Today’s Birthdays: Recording executive Clive Davis is 89. Author Kitty Kelley is 79. Actor Craig T. Nelson is 77. Actor Walter Charles is 76. Actor Christine Lahti is 71.

Larry Gatlin & The Gatlin Brothers – All the Gold In California

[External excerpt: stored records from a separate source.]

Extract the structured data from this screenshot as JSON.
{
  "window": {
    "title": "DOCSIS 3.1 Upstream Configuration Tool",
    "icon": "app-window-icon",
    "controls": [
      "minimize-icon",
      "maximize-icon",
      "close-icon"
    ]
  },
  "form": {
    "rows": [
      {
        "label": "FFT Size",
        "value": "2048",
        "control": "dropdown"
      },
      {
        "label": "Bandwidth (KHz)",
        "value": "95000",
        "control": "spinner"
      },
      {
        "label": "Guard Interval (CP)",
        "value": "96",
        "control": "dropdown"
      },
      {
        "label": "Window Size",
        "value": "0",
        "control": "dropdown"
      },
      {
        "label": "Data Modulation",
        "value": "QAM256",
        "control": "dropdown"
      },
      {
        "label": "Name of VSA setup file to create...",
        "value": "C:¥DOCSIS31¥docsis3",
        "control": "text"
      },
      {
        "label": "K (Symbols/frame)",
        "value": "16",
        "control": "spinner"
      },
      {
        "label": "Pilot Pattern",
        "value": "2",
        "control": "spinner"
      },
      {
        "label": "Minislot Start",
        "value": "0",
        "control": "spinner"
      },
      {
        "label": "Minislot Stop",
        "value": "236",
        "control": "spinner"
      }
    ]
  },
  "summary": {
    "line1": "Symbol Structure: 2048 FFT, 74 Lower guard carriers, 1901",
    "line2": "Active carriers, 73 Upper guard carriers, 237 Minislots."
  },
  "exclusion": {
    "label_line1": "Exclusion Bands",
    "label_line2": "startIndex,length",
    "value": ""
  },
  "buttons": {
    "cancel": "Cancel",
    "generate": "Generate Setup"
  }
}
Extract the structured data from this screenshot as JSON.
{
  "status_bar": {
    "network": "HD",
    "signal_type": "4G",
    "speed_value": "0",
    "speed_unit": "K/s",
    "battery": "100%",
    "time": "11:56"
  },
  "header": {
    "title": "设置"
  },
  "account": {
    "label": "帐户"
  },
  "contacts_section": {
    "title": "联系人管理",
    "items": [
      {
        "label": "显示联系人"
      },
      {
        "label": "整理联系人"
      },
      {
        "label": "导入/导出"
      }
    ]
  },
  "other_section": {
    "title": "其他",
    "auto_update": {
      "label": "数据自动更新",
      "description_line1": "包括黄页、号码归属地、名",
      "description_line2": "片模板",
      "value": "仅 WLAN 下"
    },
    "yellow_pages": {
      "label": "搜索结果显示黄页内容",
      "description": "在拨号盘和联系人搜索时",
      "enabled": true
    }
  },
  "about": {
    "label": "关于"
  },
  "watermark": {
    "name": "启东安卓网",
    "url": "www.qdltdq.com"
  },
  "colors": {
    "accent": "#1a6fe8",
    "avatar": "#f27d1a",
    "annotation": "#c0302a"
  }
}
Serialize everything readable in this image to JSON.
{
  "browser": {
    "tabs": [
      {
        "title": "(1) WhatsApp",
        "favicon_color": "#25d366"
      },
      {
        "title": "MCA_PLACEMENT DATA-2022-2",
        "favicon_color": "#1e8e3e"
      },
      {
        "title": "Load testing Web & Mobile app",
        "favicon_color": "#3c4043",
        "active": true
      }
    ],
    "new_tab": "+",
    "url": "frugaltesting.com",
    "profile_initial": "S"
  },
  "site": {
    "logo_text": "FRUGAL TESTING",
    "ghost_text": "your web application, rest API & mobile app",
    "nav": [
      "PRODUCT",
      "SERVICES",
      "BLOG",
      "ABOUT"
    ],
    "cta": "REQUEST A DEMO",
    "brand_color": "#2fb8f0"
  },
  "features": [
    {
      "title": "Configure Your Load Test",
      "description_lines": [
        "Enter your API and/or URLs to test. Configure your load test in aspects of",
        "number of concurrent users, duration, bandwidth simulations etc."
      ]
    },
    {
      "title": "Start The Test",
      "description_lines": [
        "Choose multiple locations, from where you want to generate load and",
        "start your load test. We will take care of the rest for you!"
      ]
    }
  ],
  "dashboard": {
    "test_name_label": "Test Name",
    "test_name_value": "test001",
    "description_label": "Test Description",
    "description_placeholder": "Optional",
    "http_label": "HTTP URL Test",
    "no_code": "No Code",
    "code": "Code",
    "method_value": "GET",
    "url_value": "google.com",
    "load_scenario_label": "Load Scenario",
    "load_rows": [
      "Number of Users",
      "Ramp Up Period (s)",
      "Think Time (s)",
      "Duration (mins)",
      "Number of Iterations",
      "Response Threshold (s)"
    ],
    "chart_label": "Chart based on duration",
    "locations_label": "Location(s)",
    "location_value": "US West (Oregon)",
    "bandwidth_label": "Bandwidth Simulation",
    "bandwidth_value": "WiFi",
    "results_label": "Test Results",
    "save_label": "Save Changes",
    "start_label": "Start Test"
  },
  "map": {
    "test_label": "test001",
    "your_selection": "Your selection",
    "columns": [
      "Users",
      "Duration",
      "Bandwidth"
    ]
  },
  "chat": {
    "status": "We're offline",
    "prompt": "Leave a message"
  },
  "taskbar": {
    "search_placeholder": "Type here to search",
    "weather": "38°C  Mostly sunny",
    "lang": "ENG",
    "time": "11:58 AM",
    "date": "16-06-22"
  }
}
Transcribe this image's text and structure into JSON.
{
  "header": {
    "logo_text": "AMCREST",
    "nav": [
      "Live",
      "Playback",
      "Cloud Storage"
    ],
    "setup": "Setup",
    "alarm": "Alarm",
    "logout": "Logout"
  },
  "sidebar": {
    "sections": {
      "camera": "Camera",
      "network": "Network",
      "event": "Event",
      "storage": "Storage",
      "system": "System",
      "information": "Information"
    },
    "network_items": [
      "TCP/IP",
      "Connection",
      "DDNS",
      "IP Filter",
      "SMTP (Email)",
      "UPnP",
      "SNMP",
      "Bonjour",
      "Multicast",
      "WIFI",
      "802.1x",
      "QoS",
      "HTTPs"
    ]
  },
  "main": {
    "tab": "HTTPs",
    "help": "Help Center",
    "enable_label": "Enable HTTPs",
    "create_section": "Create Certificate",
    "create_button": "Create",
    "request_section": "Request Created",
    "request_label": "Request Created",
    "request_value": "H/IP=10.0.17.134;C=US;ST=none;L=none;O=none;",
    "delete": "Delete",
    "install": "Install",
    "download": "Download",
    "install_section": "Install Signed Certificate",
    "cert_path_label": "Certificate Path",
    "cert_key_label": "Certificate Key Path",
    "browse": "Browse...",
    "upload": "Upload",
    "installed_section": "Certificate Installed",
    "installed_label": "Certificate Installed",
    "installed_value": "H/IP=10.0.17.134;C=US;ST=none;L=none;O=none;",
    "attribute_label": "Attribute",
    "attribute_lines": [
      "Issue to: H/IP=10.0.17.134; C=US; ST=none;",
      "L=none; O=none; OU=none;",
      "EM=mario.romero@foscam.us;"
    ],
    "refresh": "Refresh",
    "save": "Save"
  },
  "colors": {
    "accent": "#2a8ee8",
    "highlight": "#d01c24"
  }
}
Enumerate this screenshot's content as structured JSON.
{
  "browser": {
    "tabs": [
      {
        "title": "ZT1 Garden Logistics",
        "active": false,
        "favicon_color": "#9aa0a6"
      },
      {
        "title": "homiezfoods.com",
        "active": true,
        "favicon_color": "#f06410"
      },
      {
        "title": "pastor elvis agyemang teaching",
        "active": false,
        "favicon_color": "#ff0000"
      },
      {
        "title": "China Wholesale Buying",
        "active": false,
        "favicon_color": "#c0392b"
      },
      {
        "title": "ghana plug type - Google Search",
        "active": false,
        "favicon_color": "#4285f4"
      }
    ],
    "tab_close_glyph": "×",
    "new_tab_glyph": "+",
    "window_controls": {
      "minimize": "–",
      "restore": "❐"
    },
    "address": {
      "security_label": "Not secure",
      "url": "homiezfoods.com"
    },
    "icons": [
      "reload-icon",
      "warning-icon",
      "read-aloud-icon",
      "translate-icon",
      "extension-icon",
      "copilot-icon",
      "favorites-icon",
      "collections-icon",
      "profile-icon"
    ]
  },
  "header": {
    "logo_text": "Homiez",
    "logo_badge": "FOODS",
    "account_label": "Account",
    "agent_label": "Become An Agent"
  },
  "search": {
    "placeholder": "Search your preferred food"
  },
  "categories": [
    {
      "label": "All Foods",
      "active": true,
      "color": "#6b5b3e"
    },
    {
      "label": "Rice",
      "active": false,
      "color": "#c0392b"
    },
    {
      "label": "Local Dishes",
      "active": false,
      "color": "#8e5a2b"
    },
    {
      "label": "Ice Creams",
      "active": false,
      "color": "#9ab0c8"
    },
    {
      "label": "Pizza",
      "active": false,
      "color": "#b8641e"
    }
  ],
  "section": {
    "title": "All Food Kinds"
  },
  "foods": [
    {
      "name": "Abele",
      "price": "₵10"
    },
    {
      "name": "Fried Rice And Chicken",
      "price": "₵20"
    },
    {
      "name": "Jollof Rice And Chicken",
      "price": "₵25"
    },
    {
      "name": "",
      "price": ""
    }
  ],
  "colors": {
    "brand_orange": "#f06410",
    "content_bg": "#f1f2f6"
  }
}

Country singer Steve Gatlin (The Gatlin Brothers) is 70. Actor Mary-Margaret Humes is 67. Writer-producer David E. Kelley is 65. Actor Constance Shulman is 63. Actor Phil Morris is 62. Actor Lorraine Toussaint is 61. Actor Hugo Weaving is 61. Rock musician Craig Adams (The Cult) is 59. Talk show host/comic Graham Norton is 58. Actor David Cross is 57. Actor Robert Downey Jr. is 56. Actor Nancy McKeon is 55. Actor Barry Pepper is 51. Country singer Clay Davidson is 50. Rock singer Josh Todd (Buckcherry) is 50. Singer Jill Scott is 49. Rock musician Magnus Sveningsson (The Cardigans) is 49. Magician David Blaine is 48. Singer Kelly Price is 48. R&B singer Andre Dalyrimple (Soul For Real) is 47. Country musician Josh McSwain (Parmalee) is 46. Actor James Roday is 45. Actor Natasha Lyonne is 42. Actor Eric Andre is 38. Actor Amanda Righetti is 38. Actor-singer Jamie Lynn Spears is 30. Actor Daniela Bobadilla is 28. Pop singer Austin Mahone (muh-HOHN’) is 25. Actor Aliyah Royale is 21.